Title: Modeling transport of Escherichia coli in a creek during and after artificial high-flow events: Three year study and analysis Authors
Submitted to: Water Research
Publication Type: Peer Reviewed Journal
Publication Acceptance Date: February 8, 2013
Publication Date: February 21, 2013
Repository URL: http://handle.nal.usda.gov/10113/56631
Citation: Yakirevich, A., Pachepsky, Y.A., Gish, T.J., Guber, A., Shelton, D.R., Cho, K. 2013. Modeling transport of Escherichia coli in a creek during and after artificial high-flow events: Three year study and analysis. Water Research. DOI: 10.1016/j.watres.2013.02.011. Interpretive Summary: E. coli is the leading indicator of microbial contamination of natural waters. Therefore, its in-stream fate and transport needs to be understood to eventually minimize surface water contamination. Bottom sediments have recently been shown to be an important reservoir of E. coli. Experiments were conducted where artificial high flow events were created in a stream, and indigenous E. coli and added tracer concentrations were monitered. Results showed that high E. coli levels in water during high flow events were caused by E. coli release from sediments during resuspension. Furthermore, we observed that E. coli, and an inert tracer, remained at elevated concentrations long after the water pulse and tracer peaks had passed. We undertook this modeling study to infer probable mechanisms causing the elevated and tracer E. coli concentrations. We concluded that the predominant mechanisms were the slow settling of E. coli or dissipation of tracer in eddies present near stream banks, and the enhanced release of E. coli from the bottom sediments due to the scouring action of the high flow pulse. Results of this work will be useful for professionals involved in environmental monitoring and management in that a knowledge of in-stream transport processes can improve monitoring scheduling and microbial water quality evaluations.
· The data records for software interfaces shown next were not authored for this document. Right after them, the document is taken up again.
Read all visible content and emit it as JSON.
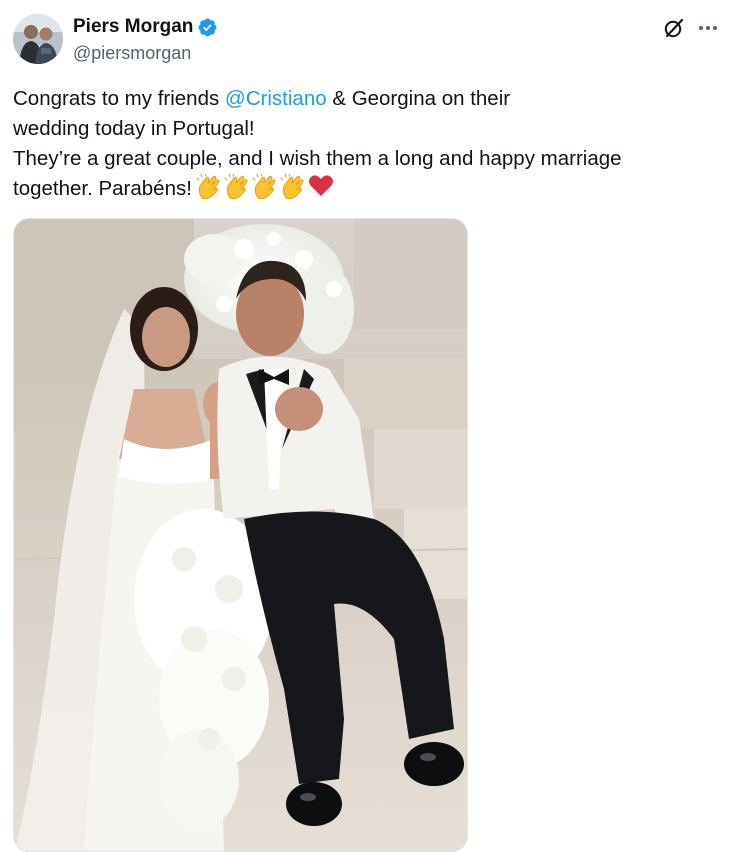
{
  "author": {
    "display_name": "Piers Morgan",
    "handle": "@piersmorgan",
    "verified": true,
    "verified_color": "#1d9bf0"
  },
  "actions": {
    "grok_icon": "grok-icon",
    "more_icon": "more-horizontal-icon"
  },
  "tweet": {
    "line1_before": "Congrats to my friends ",
    "mention": "@Cristiano",
    "line1_after": " & Georgina on their",
    "line2": "wedding today in Portugal!",
    "line3": "They’re a great couple, and I wish them a long and happy marriage",
    "line4": "together. Parabéns!",
    "emojis": [
      "clapping-hands",
      "clapping-hands",
      "clapping-hands",
      "clapping-hands",
      "red-heart"
    ],
    "mention_color": "#1d9bf0"
  },
  "media": {
    "type": "photo",
    "icon": "wedding-photo"
  }
}
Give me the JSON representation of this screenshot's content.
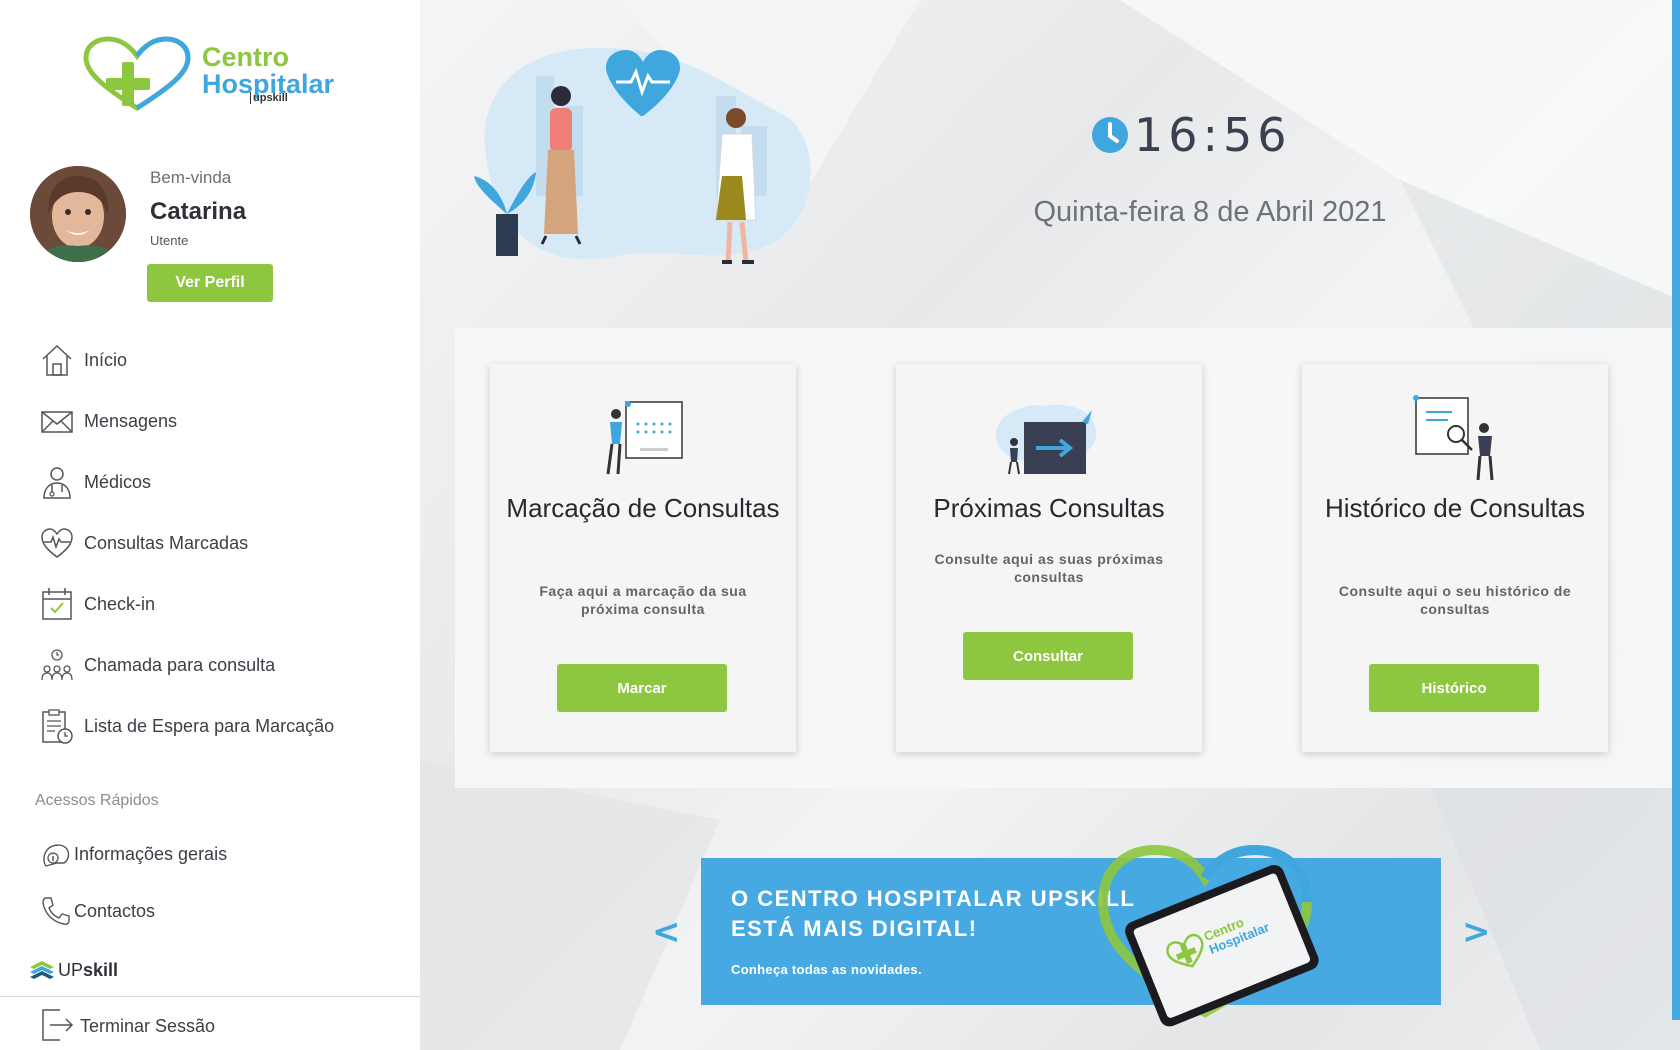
{
  "brand": {
    "line1": "Centro",
    "line2": "Hospitalar",
    "line3": "upskill",
    "green": "#8dc63f",
    "blue": "#3fa7dd"
  },
  "user": {
    "greeting": "Bem-vinda",
    "name": "Catarina",
    "role": "Utente",
    "profile_button": "Ver Perfil"
  },
  "nav": {
    "items": [
      {
        "label": "Início",
        "icon": "home-icon"
      },
      {
        "label": "Mensagens",
        "icon": "envelope-icon"
      },
      {
        "label": "Médicos",
        "icon": "doctor-icon"
      },
      {
        "label": "Consultas Marcadas",
        "icon": "heart-pulse-icon"
      },
      {
        "label": "Check-in",
        "icon": "calendar-check-icon"
      },
      {
        "label": "Chamada para consulta",
        "icon": "waiting-room-icon"
      },
      {
        "label": "Lista de Espera para Marcação",
        "icon": "clipboard-clock-icon"
      }
    ]
  },
  "quick_access": {
    "title": "Acessos Rápidos",
    "items": [
      {
        "label": "Informações gerais",
        "icon": "info-icon"
      },
      {
        "label": "Contactos",
        "icon": "phone-icon"
      }
    ]
  },
  "footer": {
    "upskill_prefix": "UP",
    "upskill_suffix": "skill",
    "logout": "Terminar Sessão"
  },
  "clock": {
    "time": "16:56",
    "date": "Quinta-feira 8 de Abril 2021"
  },
  "cards": [
    {
      "title": "Marcação de Consultas",
      "description": "Faça aqui a marcação da sua próxima consulta",
      "button": "Marcar"
    },
    {
      "title": "Próximas Consultas",
      "description": "Consulte aqui as suas próximas consultas",
      "button": "Consultar"
    },
    {
      "title": "Histórico de Consultas",
      "description": "Consulte aqui o seu histórico de consultas",
      "button": "Histórico"
    }
  ],
  "banner": {
    "title": "O CENTRO HOSPITALAR UPSKILL ESTÁ MAIS DIGITAL!",
    "subtitle": "Conheça todas as novidades.",
    "prev": "<",
    "next": ">",
    "tablet_logo_line1": "Centro",
    "tablet_logo_line2": "Hospitalar"
  }
}
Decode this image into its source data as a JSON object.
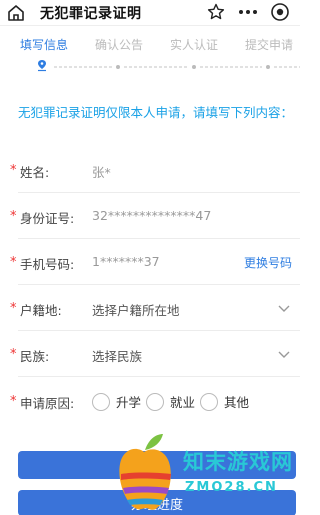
{
  "header": {
    "title": "无犯罪记录证明"
  },
  "steps": [
    {
      "label": "填写信息",
      "active": true
    },
    {
      "label": "确认公告",
      "active": false
    },
    {
      "label": "实人认证",
      "active": false
    },
    {
      "label": "提交申请",
      "active": false
    }
  ],
  "notice": "无犯罪记录证明仅限本人申请，请填写下列内容：",
  "form": {
    "name": {
      "label": "姓名:",
      "value": "张*"
    },
    "id_number": {
      "label": "身份证号:",
      "value": "32**************47"
    },
    "phone": {
      "label": "手机号码:",
      "value": "1*******37",
      "action": "更换号码"
    },
    "household": {
      "label": "户籍地:",
      "placeholder": "选择户籍所在地"
    },
    "ethnicity": {
      "label": "民族:",
      "placeholder": "选择民族"
    },
    "reason": {
      "label": "申请原因:",
      "options": [
        "升学",
        "就业",
        "其他"
      ]
    }
  },
  "buttons": {
    "next": "",
    "progress": "办理进度"
  },
  "watermark": {
    "cn": "知末游戏网",
    "en": "ZMO28.CN"
  },
  "colors": {
    "accent": "#2e7de1",
    "notice": "#1aa1e6",
    "required": "#ee3333",
    "button": "#3a73d9"
  }
}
Technical Abstract: E. coli is the leading indicator of microbial contamination of natural waters, and so its in-stream fate and transport needs to be understood to eventually minimize surface water contamination by microorganisms. The objective of this work was to simulate E. coli release and transport from soil sediment in a creek during and after high-water flow events. The artificial high-water flow events were created by releasing 60-80 m3 of city water on a tarp-covered stream bank in four equal allotments in July 2008, 2009 and 2010. To better understand basic fluid dynamics in the creek a conservative tracer difluorobenzoic acid (DFBA) was added to the released water in 2009 and 2010. Water flow rate, E. coli and DFBA concentrations as well as water turbidity were monitored with automated samplers from in-stream weirs located at 150, 290 and 640 m from the water release point. A one-dimensional model was applied to simulate water flow, and E. coli and DFBA transport during these experiments. The Saint–Venant equations were used to calculate water depth and discharge while a stream solute transport model accounted for advection-dispersion, effect lateral inflow/outflow, exchange with transient storage (TS), release of bacteria by shear stress from bottom sediments and their transport in the creak. Reach-specific model parameters were estimated by evaluating observed time series of flow rates and concentrations of DFBA and E. coli at all three weir stations. The TS and dispersion parameters were obtained from DFBA BTCs, while then critical shear stress and entrainment rate were assessed by fitting computed E. coli BTCs to observations. Results show that the observed DFBA and E. coli breakthrough curves (BTC) exhibited long tails after the water pulse and tracer peaks had passed indicating that transient storage (TS) might be an important element of the in-stream transport process. Comparison of simulated and measured E. coli concentrations indicated that significant release of E. coli continued when water flow returned to the base level after the water pulse passed and bottom shear stress was small. The mechanism of bacteria continuing release from sediment could be the erosive boundary layer exchange enhanced by changes in biofilm properties by erosion and sloughing detachment.